◆ Work to be completed
From the first line to the last, restate the material word for word; pictures stay out.

◆ Dataset excerpts

======

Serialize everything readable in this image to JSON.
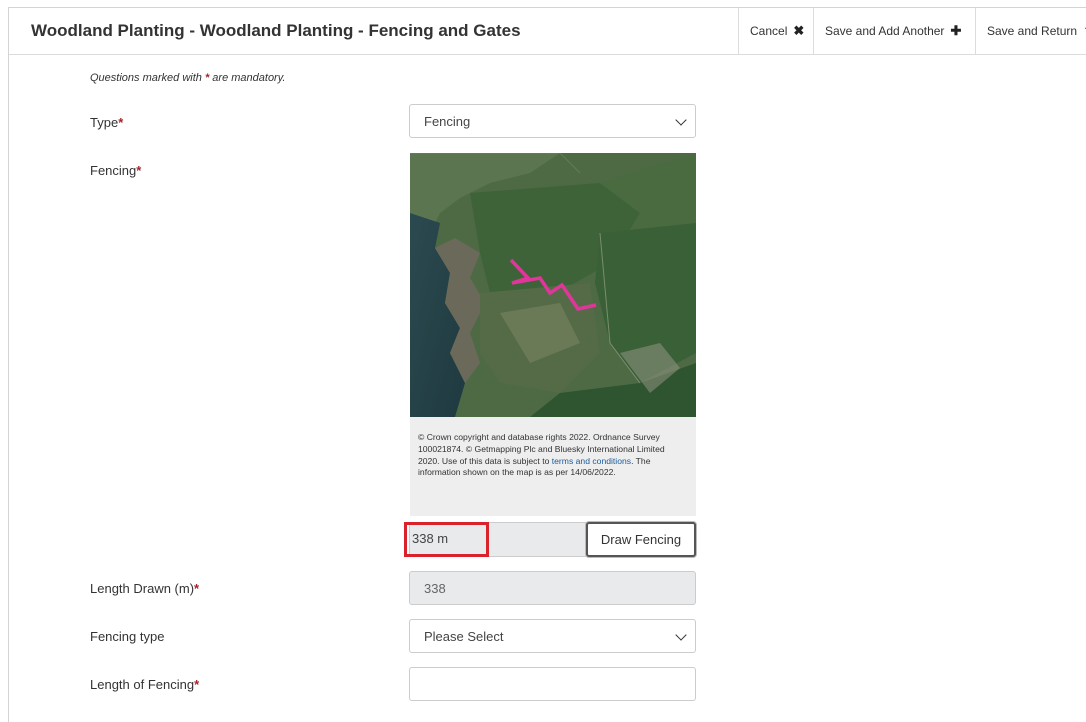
{
  "header": {
    "title": "Woodland Planting - Woodland Planting - Fencing and Gates",
    "cancel_label": "Cancel",
    "save_add_label": "Save and Add Another",
    "save_return_label": "Save and Return"
  },
  "form": {
    "mandatory_note": "Questions marked with",
    "mandatory_note_suffix": "are mandatory.",
    "asterisk": "*",
    "type_label": "Type",
    "type_value": "Fencing",
    "fencing_label": "Fencing",
    "map_attribution_pre": "© Crown copyright and database rights 2022. Ordnance Survey 100021874. © Getmapping Plc and Bluesky International Limited 2020. Use of this data is subject to",
    "map_attribution_link": "terms and conditions",
    "map_attribution_post": ". The information shown on the map is as per 14/06/2022.",
    "measured_length": "338 m",
    "draw_button_label": "Draw Fencing",
    "length_drawn_label": "Length Drawn (m)",
    "length_drawn_value": "338",
    "fencing_type_label": "Fencing type",
    "fencing_type_value": "Please Select",
    "length_of_fencing_label": "Length of Fencing",
    "length_of_fencing_value": ""
  },
  "colors": {
    "required": "#a4232a",
    "highlight": "#d9222a",
    "fence_line": "#e0359a"
  },
  "icons": {
    "cancel": "times-icon",
    "add": "plus-icon",
    "save_return": "upload-icon"
  }
}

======

◆ Finished task
Serialize everything readable in this image to JSON.
{
  "header": {
    "title": "Woodland Planting - Woodland Planting - Fencing and Gates",
    "cancel_label": "Cancel",
    "save_add_label": "Save and Add Another",
    "save_return_label": "Save and Return"
  },
  "form": {
    "mandatory_note": "Questions marked with",
    "mandatory_note_suffix": "are mandatory.",
    "asterisk": "*",
    "type_label": "Type",
    "type_value": "Fencing",
    "fencing_label": "Fencing",
    "map_attribution_pre": "© Crown copyright and database rights 2022. Ordnance Survey 100021874. © Getmapping Plc and Bluesky International Limited 2020. Use of this data is subject to",
    "map_attribution_link": "terms and conditions",
    "map_attribution_post": ". The information shown on the map is as per 14/06/2022.",
    "measured_length": "338 m",
    "draw_button_label": "Draw Fencing",
    "length_drawn_label": "Length Drawn (m)",
    "length_drawn_value": "338",
    "fencing_type_label": "Fencing type",
    "fencing_type_value": "Please Select",
    "length_of_fencing_label": "Length of Fencing",
    "length_of_fencing_value": ""
  },
  "colors": {
    "required": "#a4232a",
    "highlight": "#d9222a",
    "fence_line": "#e0359a"
  },
  "icons": {
    "cancel": "times-icon",
    "add": "plus-icon",
    "save_return": "upload-icon"
  }
}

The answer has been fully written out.